▸ Requirement:
Output all of the records word for word and drop the images.

------ Dataset extract

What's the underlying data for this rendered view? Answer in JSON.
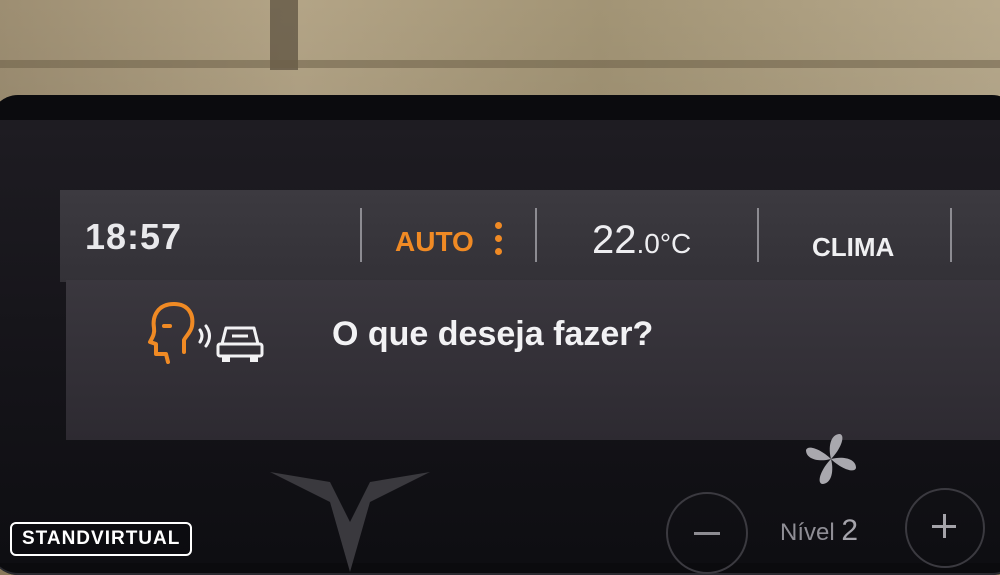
{
  "status_bar": {
    "time": "18:57",
    "auto_label": "AUTO",
    "temperature_main": "22",
    "temperature_decimal": ".0",
    "temperature_unit": "°C",
    "clima_label": "CLIMA"
  },
  "voice_assistant": {
    "prompt": "O que deseja fazer?"
  },
  "climate_controls": {
    "level_label": "Nível",
    "level_value": "2"
  },
  "watermark": {
    "text": "STANDVIRTUAL"
  },
  "colors": {
    "accent": "#f08a24",
    "text_primary": "#eeeef1",
    "panel": "#3a373e"
  },
  "icons": [
    "voice-head-icon",
    "car-sound-icon",
    "more-options-icon",
    "fan-icon",
    "cupra-logo",
    "minus-icon",
    "plus-icon"
  ]
}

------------

▸ Response area:
What's the underlying data for this rendered view? Answer in JSON.
{
  "status_bar": {
    "time": "18:57",
    "auto_label": "AUTO",
    "temperature_main": "22",
    "temperature_decimal": ".0",
    "temperature_unit": "°C",
    "clima_label": "CLIMA"
  },
  "voice_assistant": {
    "prompt": "O que deseja fazer?"
  },
  "climate_controls": {
    "level_label": "Nível",
    "level_value": "2"
  },
  "watermark": {
    "text": "STANDVIRTUAL"
  },
  "colors": {
    "accent": "#f08a24",
    "text_primary": "#eeeef1",
    "panel": "#3a373e"
  },
  "icons": [
    "voice-head-icon",
    "car-sound-icon",
    "more-options-icon",
    "fan-icon",
    "cupra-logo",
    "minus-icon",
    "plus-icon"
  ]
}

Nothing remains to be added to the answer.